Of course, the abbonym seems to have the connotation of bad savagery. In 1990, when SLORC permitted an electoral process, the Aung San's subsidiary, Suu Kyi, won by a land slide. The SLORC declined to hand the administration over to the chosen leadership and placed Suu Kyi under home detention.
In Suu Kyi, it seems appropriate to specifically use what G.E. Harvey said in his British Rule in Burma about Burma's general lifestyle; i.e., there is not only a beautiful thing in Burma's lives that pleases the eyes, but also a sense of honor that makes you proud of the people.
Having followed this course for a while, she changed her course to literature, but was not allowed to do so by the academic world. Typical for her to wear was Burma's Longgyi, a strain of Sardinian, and often put cathedrals in her coat. At the beginning of her wedding she had said to Michael that there might be a day when she would be summoned to minister to her family.
On the day of her father's murder in July 1989, she blamed Ne Win for still controlling the military and SLORC. Soon, the Burmese regime limited the visitation of her late husbands and children. Myanmar is a member of the Tibeto-Burman language group. This shows that the more naturally orientated states of East India would have taken place in a union with the Burmese.
Due to the uncertainties in the construction of the imperium, they became part of the imperium that the British, Tamils and other Dravidian-speaking nations of South India built for the Hindi of North India. South Myanmar was first populated by the Mons, who came to the area from the southwestern coast.
Burma's Alaungpaya, in 1755, captured the Mons Empire on the Lower Irrawaddy and re-named the city on the site of Yangon, putting an end to the conflict in Bury. It was more kosmopolitan than Myanmar in the latter part of the nineteenth-century. 1961 U Nu, the then Prime Minister of the Union of Burma, awarded Zhou Enlai of the People's Republic of China a special name.
Zhou Enlai wanted to pay tribute to U Nu for his part in solving problems related to the Chinese-Burma frontier. Though it was given to another, it best describes what U Nu saw as his part in Burma and global policy. One of these was to give him the name Nu, which in Myanmar means soft or affectionate.
Burma's constitutional charter provided for the establishment of nationalism. A Ministry of State Planning was established before the country's sovereignty and a two-year economic development plan was drawn up. In 1948, U Nu declared that he would take over the nationalist enterprises and.... the resulting domestic enterprises through partnerships between the state and the working-class.

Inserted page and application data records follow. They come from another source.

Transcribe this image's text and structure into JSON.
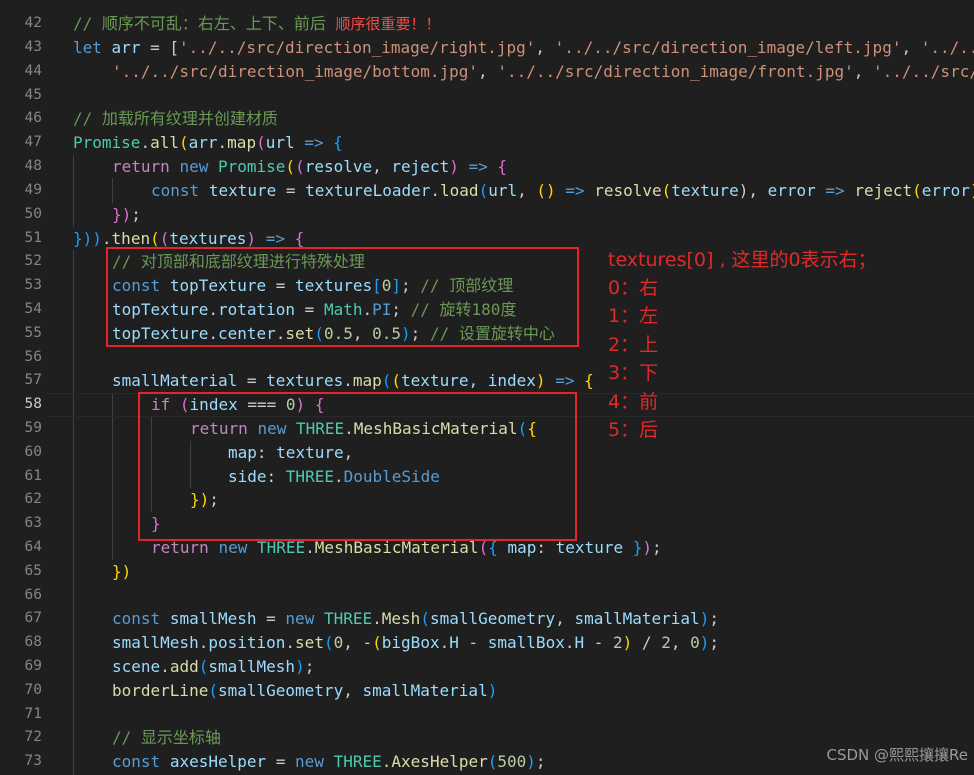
{
  "editor": {
    "current_line": "58",
    "lines": {
      "l42": {
        "num": "42",
        "t": [
          "// 顺序不可乱：右左、上下、前后",
          "  顺序很重要！！"
        ]
      },
      "l43": {
        "num": "43",
        "t": [
          "let",
          " ",
          "arr",
          " = [",
          "'../../src/direction_image/right.jpg'",
          ", ",
          "'../../src/direction_image/left.jpg'",
          ", ",
          "'../../"
        ]
      },
      "l44": {
        "num": "44",
        "t": [
          "'../../src/direction_image/bottom.jpg'",
          ", ",
          "'../../src/direction_image/front.jpg'",
          ", ",
          "'../../src/"
        ]
      },
      "l45": {
        "num": "45",
        "t": []
      },
      "l46": {
        "num": "46",
        "t": [
          "// 加载所有纹理并创建材质"
        ]
      },
      "l47": {
        "num": "47",
        "t": [
          "Promise",
          ".",
          "all",
          "(",
          "arr",
          ".",
          "map",
          "(",
          "url",
          " ",
          "=>",
          " {"
        ]
      },
      "l48": {
        "num": "48",
        "t": [
          "return",
          " ",
          "new",
          " ",
          "Promise",
          "(",
          "(",
          "resolve",
          ", ",
          "reject",
          ")",
          " ",
          "=>",
          " ",
          "{"
        ]
      },
      "l49": {
        "num": "49",
        "t": [
          "const",
          " ",
          "texture",
          " = ",
          "textureLoader",
          ".",
          "load",
          "(",
          "url",
          ", ",
          "()",
          " ",
          "=>",
          " ",
          "resolve",
          "(",
          "texture",
          "), ",
          "error",
          " ",
          "=>",
          " ",
          "reject",
          "(",
          "error",
          ")"
        ]
      },
      "l50": {
        "num": "50",
        "t": [
          "})",
          ";"
        ]
      },
      "l51": {
        "num": "51",
        "t": [
          "}))",
          ".",
          "then",
          "(",
          "(",
          "textures",
          ")",
          " ",
          "=>",
          " ",
          "{"
        ]
      },
      "l52": {
        "num": "52",
        "t": [
          "// 对顶部和底部纹理进行特殊处理"
        ]
      },
      "l53": {
        "num": "53",
        "t": [
          "const",
          " ",
          "topTexture",
          " = ",
          "textures",
          "[",
          "0",
          "]",
          "; ",
          "// 顶部纹理"
        ]
      },
      "l54": {
        "num": "54",
        "t": [
          "topTexture",
          ".",
          "rotation",
          " = ",
          "Math",
          ".",
          "PI",
          "; ",
          "// 旋转180度"
        ]
      },
      "l55": {
        "num": "55",
        "t": [
          "topTexture",
          ".",
          "center",
          ".",
          "set",
          "(",
          "0.5",
          ", ",
          "0.5",
          ")",
          "; ",
          "// 设置旋转中心"
        ]
      },
      "l56": {
        "num": "56",
        "t": []
      },
      "l57": {
        "num": "57",
        "t": [
          "smallMaterial",
          " = ",
          "textures",
          ".",
          "map",
          "(",
          "(",
          "texture",
          ", ",
          "index",
          ")",
          " ",
          "=>",
          " ",
          "{"
        ]
      },
      "l58": {
        "num": "58",
        "t": [
          "if",
          " ",
          "(",
          "index",
          " === ",
          "0",
          ")",
          " ",
          "{"
        ]
      },
      "l59": {
        "num": "59",
        "t": [
          "return",
          " ",
          "new",
          " ",
          "THREE",
          ".",
          "MeshBasicMaterial",
          "(",
          "{"
        ]
      },
      "l60": {
        "num": "60",
        "t": [
          "map",
          ": ",
          "texture",
          ","
        ]
      },
      "l61": {
        "num": "61",
        "t": [
          "side",
          ": ",
          "THREE",
          ".",
          "DoubleSide"
        ]
      },
      "l62": {
        "num": "62",
        "t": [
          "})",
          ";"
        ]
      },
      "l63": {
        "num": "63",
        "t": [
          "}"
        ]
      },
      "l64": {
        "num": "64",
        "t": [
          "return",
          " ",
          "new",
          " ",
          "THREE",
          ".",
          "MeshBasicMaterial",
          "(",
          "{",
          " ",
          "map",
          ": ",
          "texture",
          " ",
          "}",
          ")",
          ";"
        ]
      },
      "l65": {
        "num": "65",
        "t": [
          "})"
        ]
      },
      "l66": {
        "num": "66",
        "t": []
      },
      "l67": {
        "num": "67",
        "t": [
          "const",
          " ",
          "smallMesh",
          " = ",
          "new",
          " ",
          "THREE",
          ".",
          "Mesh",
          "(",
          "smallGeometry",
          ", ",
          "smallMaterial",
          ")",
          ";"
        ]
      },
      "l68": {
        "num": "68",
        "t": [
          "smallMesh",
          ".",
          "position",
          ".",
          "set",
          "(",
          "0",
          ", -",
          "(",
          "bigBox",
          ".",
          "H",
          " - ",
          "smallBox",
          ".",
          "H",
          " - ",
          "2",
          ")",
          " / ",
          "2",
          ", ",
          "0",
          ")",
          ";"
        ]
      },
      "l69": {
        "num": "69",
        "t": [
          "scene",
          ".",
          "add",
          "(",
          "smallMesh",
          ")",
          ";"
        ]
      },
      "l70": {
        "num": "70",
        "t": [
          "borderLine",
          "(",
          "smallGeometry",
          ", ",
          "smallMaterial",
          ")"
        ]
      },
      "l71": {
        "num": "71",
        "t": []
      },
      "l72": {
        "num": "72",
        "t": [
          "// 显示坐标轴"
        ]
      },
      "l73": {
        "num": "73",
        "t": [
          "const",
          " ",
          "axesHelper",
          " = ",
          "new",
          " ",
          "THREE",
          ".",
          "AxesHelper",
          "(",
          "500",
          ")",
          ";"
        ]
      }
    }
  },
  "annotation": {
    "title": "textures[0] , 这里的0表示右；",
    "items": [
      "0：右",
      "1：左",
      "2：上",
      "3：下",
      "4：前",
      "5：后"
    ]
  },
  "watermark": "CSDN @熙熙攘攘Re",
  "colors": {
    "background": "#1f1f1f",
    "annotation_red": "#e5252b",
    "keyword": "#569cd6",
    "control_keyword": "#c586c0",
    "function": "#dcdcaa",
    "variable": "#9cdcfe",
    "class": "#4ec9b0",
    "string": "#ce9178",
    "number": "#b5cea8",
    "comment": "#6a9955"
  }
}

On June 1, 1948, the Myanmar authorities took over the large shipping line Irrawaddy Flotilla. Burma's authorities maintained British-initiated controls over the buying and selling of travel in Burma. Burma's legislator adopted the Land Nationalization Act in October 1948 and U Nu claimed that the final goal of this law was communal agriculture.
Even before the country's sovereignty, the rent was already restricted by the Rent Standardization Act of 1947. It was a favorite move, as about two-thirds of the country was in the possession of non-resident tenants, many of whom were India moneylenders, who bought the country through enforcement for debt from Myanmar peasants.
They were not well thought out and the administration did not have the means to do it. Burma's unsuccessful socialist efforts are more characteristic of the post-World War II experiences of undeveloped states. In 1952, as U Nu put it, the goal of the Myanmar authorities was to harness the country's vast amount of pristine riches to fully empower its people and to provide a climate of satisfaction and fortune.
In addition to the common issues of an undeveloped nation, Burma had the particular issues associated with the Second World War overrunning it twice. But the British were destroying the great wells to keep their output out of Japanese control. During the conquest of the land, both the Japanese and the British bombarded the towns and their outfits.